WHAT THE TASK REQUIRES — All the data should be repeated exactly. Any image in it is left out.

EXERCISE MATERIALS —
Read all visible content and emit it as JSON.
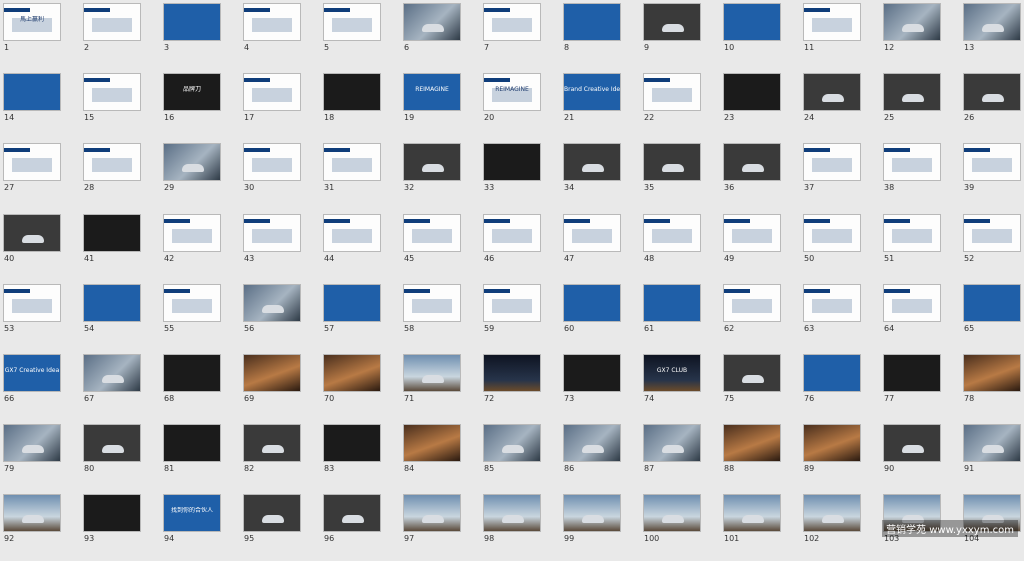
{
  "slides": [
    {
      "n": "1",
      "s": "white",
      "t": "馬上赢利"
    },
    {
      "n": "2",
      "s": "white",
      "t": ""
    },
    {
      "n": "3",
      "s": "blue",
      "t": ""
    },
    {
      "n": "4",
      "s": "white",
      "t": ""
    },
    {
      "n": "5",
      "s": "white",
      "t": ""
    },
    {
      "n": "6",
      "s": "photo",
      "t": ""
    },
    {
      "n": "7",
      "s": "white",
      "t": ""
    },
    {
      "n": "8",
      "s": "blue",
      "t": ""
    },
    {
      "n": "9",
      "s": "gray",
      "t": ""
    },
    {
      "n": "10",
      "s": "blue",
      "t": ""
    },
    {
      "n": "11",
      "s": "white",
      "t": ""
    },
    {
      "n": "12",
      "s": "photo",
      "t": ""
    },
    {
      "n": "13",
      "s": "photo",
      "t": ""
    },
    {
      "n": "14",
      "s": "blue",
      "t": ""
    },
    {
      "n": "15",
      "s": "white",
      "t": ""
    },
    {
      "n": "16",
      "s": "dark",
      "t": "品牌刀"
    },
    {
      "n": "17",
      "s": "white",
      "t": ""
    },
    {
      "n": "18",
      "s": "dark",
      "t": ""
    },
    {
      "n": "19",
      "s": "blue",
      "t": "REIMAGINE"
    },
    {
      "n": "20",
      "s": "white",
      "t": "REIMAGINE"
    },
    {
      "n": "21",
      "s": "blue",
      "t": "Brand Creative Idea"
    },
    {
      "n": "22",
      "s": "white",
      "t": ""
    },
    {
      "n": "23",
      "s": "dark",
      "t": ""
    },
    {
      "n": "24",
      "s": "gray",
      "t": ""
    },
    {
      "n": "25",
      "s": "gray",
      "t": ""
    },
    {
      "n": "26",
      "s": "gray",
      "t": ""
    },
    {
      "n": "27",
      "s": "white",
      "t": ""
    },
    {
      "n": "28",
      "s": "white",
      "t": ""
    },
    {
      "n": "29",
      "s": "photo",
      "t": ""
    },
    {
      "n": "30",
      "s": "white",
      "t": ""
    },
    {
      "n": "31",
      "s": "white",
      "t": ""
    },
    {
      "n": "32",
      "s": "gray",
      "t": ""
    },
    {
      "n": "33",
      "s": "dark",
      "t": ""
    },
    {
      "n": "34",
      "s": "gray",
      "t": ""
    },
    {
      "n": "35",
      "s": "gray",
      "t": ""
    },
    {
      "n": "36",
      "s": "gray",
      "t": ""
    },
    {
      "n": "37",
      "s": "white",
      "t": ""
    },
    {
      "n": "38",
      "s": "white",
      "t": ""
    },
    {
      "n": "39",
      "s": "white",
      "t": ""
    },
    {
      "n": "40",
      "s": "gray",
      "t": ""
    },
    {
      "n": "41",
      "s": "dark",
      "t": ""
    },
    {
      "n": "42",
      "s": "white",
      "t": ""
    },
    {
      "n": "43",
      "s": "white",
      "t": ""
    },
    {
      "n": "44",
      "s": "white",
      "t": ""
    },
    {
      "n": "45",
      "s": "white",
      "t": ""
    },
    {
      "n": "46",
      "s": "white",
      "t": ""
    },
    {
      "n": "47",
      "s": "white",
      "t": ""
    },
    {
      "n": "48",
      "s": "white",
      "t": ""
    },
    {
      "n": "49",
      "s": "white",
      "t": ""
    },
    {
      "n": "50",
      "s": "white",
      "t": ""
    },
    {
      "n": "51",
      "s": "white",
      "t": ""
    },
    {
      "n": "52",
      "s": "white",
      "t": ""
    },
    {
      "n": "53",
      "s": "white",
      "t": ""
    },
    {
      "n": "54",
      "s": "blue",
      "t": ""
    },
    {
      "n": "55",
      "s": "white",
      "t": ""
    },
    {
      "n": "56",
      "s": "photo",
      "t": ""
    },
    {
      "n": "57",
      "s": "blue",
      "t": ""
    },
    {
      "n": "58",
      "s": "white",
      "t": ""
    },
    {
      "n": "59",
      "s": "white",
      "t": ""
    },
    {
      "n": "60",
      "s": "blue",
      "t": ""
    },
    {
      "n": "61",
      "s": "blue",
      "t": ""
    },
    {
      "n": "62",
      "s": "white",
      "t": ""
    },
    {
      "n": "63",
      "s": "white",
      "t": ""
    },
    {
      "n": "64",
      "s": "white",
      "t": ""
    },
    {
      "n": "65",
      "s": "blue",
      "t": ""
    },
    {
      "n": "66",
      "s": "blue",
      "t": "GX7 Creative Idea"
    },
    {
      "n": "67",
      "s": "photo",
      "t": ""
    },
    {
      "n": "68",
      "s": "dark",
      "t": ""
    },
    {
      "n": "69",
      "s": "warm",
      "t": ""
    },
    {
      "n": "70",
      "s": "warm",
      "t": ""
    },
    {
      "n": "71",
      "s": "sky",
      "t": ""
    },
    {
      "n": "72",
      "s": "night",
      "t": ""
    },
    {
      "n": "73",
      "s": "dark",
      "t": ""
    },
    {
      "n": "74",
      "s": "night",
      "t": "GX7 CLUB"
    },
    {
      "n": "75",
      "s": "gray",
      "t": ""
    },
    {
      "n": "76",
      "s": "blue",
      "t": ""
    },
    {
      "n": "77",
      "s": "dark",
      "t": ""
    },
    {
      "n": "78",
      "s": "warm",
      "t": ""
    },
    {
      "n": "79",
      "s": "photo",
      "t": ""
    },
    {
      "n": "80",
      "s": "gray",
      "t": ""
    },
    {
      "n": "81",
      "s": "dark",
      "t": ""
    },
    {
      "n": "82",
      "s": "gray",
      "t": ""
    },
    {
      "n": "83",
      "s": "dark",
      "t": ""
    },
    {
      "n": "84",
      "s": "warm",
      "t": ""
    },
    {
      "n": "85",
      "s": "photo",
      "t": ""
    },
    {
      "n": "86",
      "s": "photo",
      "t": ""
    },
    {
      "n": "87",
      "s": "photo",
      "t": ""
    },
    {
      "n": "88",
      "s": "warm",
      "t": ""
    },
    {
      "n": "89",
      "s": "warm",
      "t": ""
    },
    {
      "n": "90",
      "s": "gray",
      "t": ""
    },
    {
      "n": "91",
      "s": "photo",
      "t": ""
    },
    {
      "n": "92",
      "s": "sky",
      "t": ""
    },
    {
      "n": "93",
      "s": "dark",
      "t": ""
    },
    {
      "n": "94",
      "s": "blue",
      "t": "找到你的合伙人"
    },
    {
      "n": "95",
      "s": "gray",
      "t": ""
    },
    {
      "n": "96",
      "s": "gray",
      "t": ""
    },
    {
      "n": "97",
      "s": "sky",
      "t": ""
    },
    {
      "n": "98",
      "s": "sky",
      "t": ""
    },
    {
      "n": "99",
      "s": "sky",
      "t": ""
    },
    {
      "n": "100",
      "s": "sky",
      "t": ""
    },
    {
      "n": "101",
      "s": "sky",
      "t": ""
    },
    {
      "n": "102",
      "s": "sky",
      "t": ""
    },
    {
      "n": "103",
      "s": "sky",
      "t": ""
    },
    {
      "n": "104",
      "s": "sky",
      "t": ""
    }
  ],
  "watermark": "营销学苑 www.yxxym.com"
}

SOLUTION —
Read all visible content and emit it as JSON.
{
  "slides": [
    {
      "n": "1",
      "s": "white",
      "t": "馬上赢利"
    },
    {
      "n": "2",
      "s": "white",
      "t": ""
    },
    {
      "n": "3",
      "s": "blue",
      "t": ""
    },
    {
      "n": "4",
      "s": "white",
      "t": ""
    },
    {
      "n": "5",
      "s": "white",
      "t": ""
    },
    {
      "n": "6",
      "s": "photo",
      "t": ""
    },
    {
      "n": "7",
      "s": "white",
      "t": ""
    },
    {
      "n": "8",
      "s": "blue",
      "t": ""
    },
    {
      "n": "9",
      "s": "gray",
      "t": ""
    },
    {
      "n": "10",
      "s": "blue",
      "t": ""
    },
    {
      "n": "11",
      "s": "white",
      "t": ""
    },
    {
      "n": "12",
      "s": "photo",
      "t": ""
    },
    {
      "n": "13",
      "s": "photo",
      "t": ""
    },
    {
      "n": "14",
      "s": "blue",
      "t": ""
    },
    {
      "n": "15",
      "s": "white",
      "t": ""
    },
    {
      "n": "16",
      "s": "dark",
      "t": "品牌刀"
    },
    {
      "n": "17",
      "s": "white",
      "t": ""
    },
    {
      "n": "18",
      "s": "dark",
      "t": ""
    },
    {
      "n": "19",
      "s": "blue",
      "t": "REIMAGINE"
    },
    {
      "n": "20",
      "s": "white",
      "t": "REIMAGINE"
    },
    {
      "n": "21",
      "s": "blue",
      "t": "Brand Creative Idea"
    },
    {
      "n": "22",
      "s": "white",
      "t": ""
    },
    {
      "n": "23",
      "s": "dark",
      "t": ""
    },
    {
      "n": "24",
      "s": "gray",
      "t": ""
    },
    {
      "n": "25",
      "s": "gray",
      "t": ""
    },
    {
      "n": "26",
      "s": "gray",
      "t": ""
    },
    {
      "n": "27",
      "s": "white",
      "t": ""
    },
    {
      "n": "28",
      "s": "white",
      "t": ""
    },
    {
      "n": "29",
      "s": "photo",
      "t": ""
    },
    {
      "n": "30",
      "s": "white",
      "t": ""
    },
    {
      "n": "31",
      "s": "white",
      "t": ""
    },
    {
      "n": "32",
      "s": "gray",
      "t": ""
    },
    {
      "n": "33",
      "s": "dark",
      "t": ""
    },
    {
      "n": "34",
      "s": "gray",
      "t": ""
    },
    {
      "n": "35",
      "s": "gray",
      "t": ""
    },
    {
      "n": "36",
      "s": "gray",
      "t": ""
    },
    {
      "n": "37",
      "s": "white",
      "t": ""
    },
    {
      "n": "38",
      "s": "white",
      "t": ""
    },
    {
      "n": "39",
      "s": "white",
      "t": ""
    },
    {
      "n": "40",
      "s": "gray",
      "t": ""
    },
    {
      "n": "41",
      "s": "dark",
      "t": ""
    },
    {
      "n": "42",
      "s": "white",
      "t": ""
    },
    {
      "n": "43",
      "s": "white",
      "t": ""
    },
    {
      "n": "44",
      "s": "white",
      "t": ""
    },
    {
      "n": "45",
      "s": "white",
      "t": ""
    },
    {
      "n": "46",
      "s": "white",
      "t": ""
    },
    {
      "n": "47",
      "s": "white",
      "t": ""
    },
    {
      "n": "48",
      "s": "white",
      "t": ""
    },
    {
      "n": "49",
      "s": "white",
      "t": ""
    },
    {
      "n": "50",
      "s": "white",
      "t": ""
    },
    {
      "n": "51",
      "s": "white",
      "t": ""
    },
    {
      "n": "52",
      "s": "white",
      "t": ""
    },
    {
      "n": "53",
      "s": "white",
      "t": ""
    },
    {
      "n": "54",
      "s": "blue",
      "t": ""
    },
    {
      "n": "55",
      "s": "white",
      "t": ""
    },
    {
      "n": "56",
      "s": "photo",
      "t": ""
    },
    {
      "n": "57",
      "s": "blue",
      "t": ""
    },
    {
      "n": "58",
      "s": "white",
      "t": ""
    },
    {
      "n": "59",
      "s": "white",
      "t": ""
    },
    {
      "n": "60",
      "s": "blue",
      "t": ""
    },
    {
      "n": "61",
      "s": "blue",
      "t": ""
    },
    {
      "n": "62",
      "s": "white",
      "t": ""
    },
    {
      "n": "63",
      "s": "white",
      "t": ""
    },
    {
      "n": "64",
      "s": "white",
      "t": ""
    },
    {
      "n": "65",
      "s": "blue",
      "t": ""
    },
    {
      "n": "66",
      "s": "blue",
      "t": "GX7 Creative Idea"
    },
    {
      "n": "67",
      "s": "photo",
      "t": ""
    },
    {
      "n": "68",
      "s": "dark",
      "t": ""
    },
    {
      "n": "69",
      "s": "warm",
      "t": ""
    },
    {
      "n": "70",
      "s": "warm",
      "t": ""
    },
    {
      "n": "71",
      "s": "sky",
      "t": ""
    },
    {
      "n": "72",
      "s": "night",
      "t": ""
    },
    {
      "n": "73",
      "s": "dark",
      "t": ""
    },
    {
      "n": "74",
      "s": "night",
      "t": "GX7 CLUB"
    },
    {
      "n": "75",
      "s": "gray",
      "t": ""
    },
    {
      "n": "76",
      "s": "blue",
      "t": ""
    },
    {
      "n": "77",
      "s": "dark",
      "t": ""
    },
    {
      "n": "78",
      "s": "warm",
      "t": ""
    },
    {
      "n": "79",
      "s": "photo",
      "t": ""
    },
    {
      "n": "80",
      "s": "gray",
      "t": ""
    },
    {
      "n": "81",
      "s": "dark",
      "t": ""
    },
    {
      "n": "82",
      "s": "gray",
      "t": ""
    },
    {
      "n": "83",
      "s": "dark",
      "t": ""
    },
    {
      "n": "84",
      "s": "warm",
      "t": ""
    },
    {
      "n": "85",
      "s": "photo",
      "t": ""
    },
    {
      "n": "86",
      "s": "photo",
      "t": ""
    },
    {
      "n": "87",
      "s": "photo",
      "t": ""
    },
    {
      "n": "88",
      "s": "warm",
      "t": ""
    },
    {
      "n": "89",
      "s": "warm",
      "t": ""
    },
    {
      "n": "90",
      "s": "gray",
      "t": ""
    },
    {
      "n": "91",
      "s": "photo",
      "t": ""
    },
    {
      "n": "92",
      "s": "sky",
      "t": ""
    },
    {
      "n": "93",
      "s": "dark",
      "t": ""
    },
    {
      "n": "94",
      "s": "blue",
      "t": "找到你的合伙人"
    },
    {
      "n": "95",
      "s": "gray",
      "t": ""
    },
    {
      "n": "96",
      "s": "gray",
      "t": ""
    },
    {
      "n": "97",
      "s": "sky",
      "t": ""
    },
    {
      "n": "98",
      "s": "sky",
      "t": ""
    },
    {
      "n": "99",
      "s": "sky",
      "t": ""
    },
    {
      "n": "100",
      "s": "sky",
      "t": ""
    },
    {
      "n": "101",
      "s": "sky",
      "t": ""
    },
    {
      "n": "102",
      "s": "sky",
      "t": ""
    },
    {
      "n": "103",
      "s": "sky",
      "t": ""
    },
    {
      "n": "104",
      "s": "sky",
      "t": ""
    }
  ],
  "watermark": "营销学苑 www.yxxym.com"
}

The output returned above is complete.